NFTs use blockchain technology, just like Bitcoin and other cryptocurrencies, and transactions are recorded using this technology.
Tolunay also emphasizes that the sale of ‘Pandemic’ work on blockchain is important in terms of proving the value of art:
“With this sale, the value of Fractal Istanbul has also been proven in daily life and my name is well established in the world of digital art. This is a proud thing. Of course, there was anxiety. When you enter that channel, you may not be able to meet your expectations and you may experience disappointment. I feel well positioned and have met with a result I expected. “
Saying that his ‘Pandemic’ piece found buyers a few hours after it was put on sale, Tolunay attributes this success to Istanbul as a city.
“Istanbul is so known and a magical city that it attracts attention wherever it shows itself. If we look at it from another perspective, putting sesame-scented Istanbul with its mosques and bridges among the futuristic works in the NFT world distinguished it from the others of course.”
‘NFT is a tool, not a purpose’
Tolunay, who told the story of the ‘living and timeless’ Istanbul maps, which he completed with months of work in an interview he gave to BBC Turkish last October, thinks that it is important to keep up with the times as an artist, and says that NFT is not a purpose but a tool:
“I still express myself as an urbanizer. I am not an NFT artist, I am an urbanizer. NFT should be a tool, not a purpose. I would paint on the cave wall if I lived in primitive ages, I would paint oil painting in the Middle Ages. “I live in this age and today a new tool came out, and I use it. All of these are tools. The wall was a tool when the picture was drawn on it, and now NFT is a tool. The goal is not to make money, the goal is communication,” he says.
‘Visual arts took on the role of icebreaker’
Tolunay also argues that this innovation in the digital world is an important development for the visual arts:
“The music and cinema sector is generally leading in these matters, but we are now positioned as a pioneer in this field, which is a great chance. As visual arts, we have assumed the role of a kind of icebreaker.

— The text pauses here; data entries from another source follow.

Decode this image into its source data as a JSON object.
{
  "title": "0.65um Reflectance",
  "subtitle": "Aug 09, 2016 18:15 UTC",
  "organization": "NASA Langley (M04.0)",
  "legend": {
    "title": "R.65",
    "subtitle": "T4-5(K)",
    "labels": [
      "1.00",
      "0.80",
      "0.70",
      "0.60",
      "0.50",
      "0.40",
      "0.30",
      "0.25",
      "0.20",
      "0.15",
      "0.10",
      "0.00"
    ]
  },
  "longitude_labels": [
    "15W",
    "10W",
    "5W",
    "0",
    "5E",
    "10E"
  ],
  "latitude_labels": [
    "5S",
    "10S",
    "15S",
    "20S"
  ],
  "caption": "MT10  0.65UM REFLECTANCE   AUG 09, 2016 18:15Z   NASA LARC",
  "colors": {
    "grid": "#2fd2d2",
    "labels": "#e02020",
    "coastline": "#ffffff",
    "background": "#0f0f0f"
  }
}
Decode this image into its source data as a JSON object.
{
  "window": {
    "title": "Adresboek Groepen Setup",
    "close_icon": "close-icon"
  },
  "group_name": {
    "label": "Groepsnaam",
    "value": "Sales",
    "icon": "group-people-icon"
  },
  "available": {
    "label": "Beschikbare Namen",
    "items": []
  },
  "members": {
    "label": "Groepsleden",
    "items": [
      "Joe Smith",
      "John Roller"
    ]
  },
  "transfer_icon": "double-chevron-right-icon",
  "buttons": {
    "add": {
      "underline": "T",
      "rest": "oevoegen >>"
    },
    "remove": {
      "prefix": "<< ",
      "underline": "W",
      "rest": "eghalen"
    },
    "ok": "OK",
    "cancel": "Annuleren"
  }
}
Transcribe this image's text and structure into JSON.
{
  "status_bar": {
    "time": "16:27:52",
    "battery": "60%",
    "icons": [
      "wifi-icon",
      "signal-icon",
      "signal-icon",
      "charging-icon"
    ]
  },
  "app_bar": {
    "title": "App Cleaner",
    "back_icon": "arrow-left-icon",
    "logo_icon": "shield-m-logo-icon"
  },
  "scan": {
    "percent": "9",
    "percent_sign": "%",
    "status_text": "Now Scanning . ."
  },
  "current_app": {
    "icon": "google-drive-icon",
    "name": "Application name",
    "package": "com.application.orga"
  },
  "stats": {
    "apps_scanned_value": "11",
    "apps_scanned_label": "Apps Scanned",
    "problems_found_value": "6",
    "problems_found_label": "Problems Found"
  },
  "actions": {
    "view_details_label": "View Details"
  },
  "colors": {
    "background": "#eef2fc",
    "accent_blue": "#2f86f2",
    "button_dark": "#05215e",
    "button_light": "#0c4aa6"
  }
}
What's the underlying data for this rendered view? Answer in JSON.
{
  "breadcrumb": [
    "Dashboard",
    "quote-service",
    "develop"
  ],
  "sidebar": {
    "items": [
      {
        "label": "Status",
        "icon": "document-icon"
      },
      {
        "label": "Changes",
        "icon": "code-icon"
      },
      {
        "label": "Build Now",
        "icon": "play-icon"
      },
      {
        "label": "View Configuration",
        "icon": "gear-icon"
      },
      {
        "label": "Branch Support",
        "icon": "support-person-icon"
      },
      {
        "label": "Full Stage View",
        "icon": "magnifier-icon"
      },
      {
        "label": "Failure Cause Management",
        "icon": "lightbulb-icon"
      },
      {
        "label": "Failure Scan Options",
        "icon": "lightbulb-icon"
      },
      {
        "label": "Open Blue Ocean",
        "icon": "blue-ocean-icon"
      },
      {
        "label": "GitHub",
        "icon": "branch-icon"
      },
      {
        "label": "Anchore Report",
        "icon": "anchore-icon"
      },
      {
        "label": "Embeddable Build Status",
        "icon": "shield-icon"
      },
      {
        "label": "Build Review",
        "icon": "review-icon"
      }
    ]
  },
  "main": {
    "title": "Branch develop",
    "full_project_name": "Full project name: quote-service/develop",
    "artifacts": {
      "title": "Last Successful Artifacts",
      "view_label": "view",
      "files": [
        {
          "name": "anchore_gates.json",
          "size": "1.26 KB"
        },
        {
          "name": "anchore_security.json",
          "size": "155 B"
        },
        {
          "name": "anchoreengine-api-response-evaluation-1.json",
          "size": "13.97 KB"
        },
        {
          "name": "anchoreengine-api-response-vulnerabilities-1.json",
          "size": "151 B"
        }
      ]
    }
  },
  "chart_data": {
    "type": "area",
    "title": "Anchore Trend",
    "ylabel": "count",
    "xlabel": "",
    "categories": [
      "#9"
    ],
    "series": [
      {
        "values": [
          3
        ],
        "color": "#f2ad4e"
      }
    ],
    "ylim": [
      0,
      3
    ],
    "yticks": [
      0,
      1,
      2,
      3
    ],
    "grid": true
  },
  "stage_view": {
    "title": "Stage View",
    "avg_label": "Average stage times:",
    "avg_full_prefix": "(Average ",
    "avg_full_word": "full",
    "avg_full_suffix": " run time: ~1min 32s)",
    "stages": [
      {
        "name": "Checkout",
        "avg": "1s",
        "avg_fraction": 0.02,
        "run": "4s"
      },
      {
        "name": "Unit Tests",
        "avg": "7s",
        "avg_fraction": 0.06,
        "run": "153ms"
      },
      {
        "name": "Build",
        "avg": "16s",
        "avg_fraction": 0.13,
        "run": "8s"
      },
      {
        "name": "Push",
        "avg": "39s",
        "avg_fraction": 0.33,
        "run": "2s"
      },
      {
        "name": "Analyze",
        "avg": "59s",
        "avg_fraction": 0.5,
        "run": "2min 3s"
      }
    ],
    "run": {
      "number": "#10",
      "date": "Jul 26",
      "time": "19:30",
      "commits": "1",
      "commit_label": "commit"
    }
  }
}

Turkish artists have adapted very quickly in this rising trend in the world,” he says. .
Two Turkish artist who has made a name as Refik Anadol and Murat Pak names in the world of art crypto.
Recently, different comments have been made on the future of NFTs. The opinion that NFTs are triggered by being in the digital world more due to the pandemic and that this enthusiasm will fade like a ‘bubble’ is quite common. However, the number of those who believe that the NFT rush will continue is not few.
Tolunay thinks that NFT will affect many sectors as well as the art world, but it is necessary to be cautious about this change.
“It is clear that NFT is an innovation, it can be said that it works more fairly than the current system. But we should not see it as a sacred savior, or call it a ‘revolution.” “But we shouldn’t believe in this sweet dream right away. We will see how it will take shape in real life in the coming days,” he explains.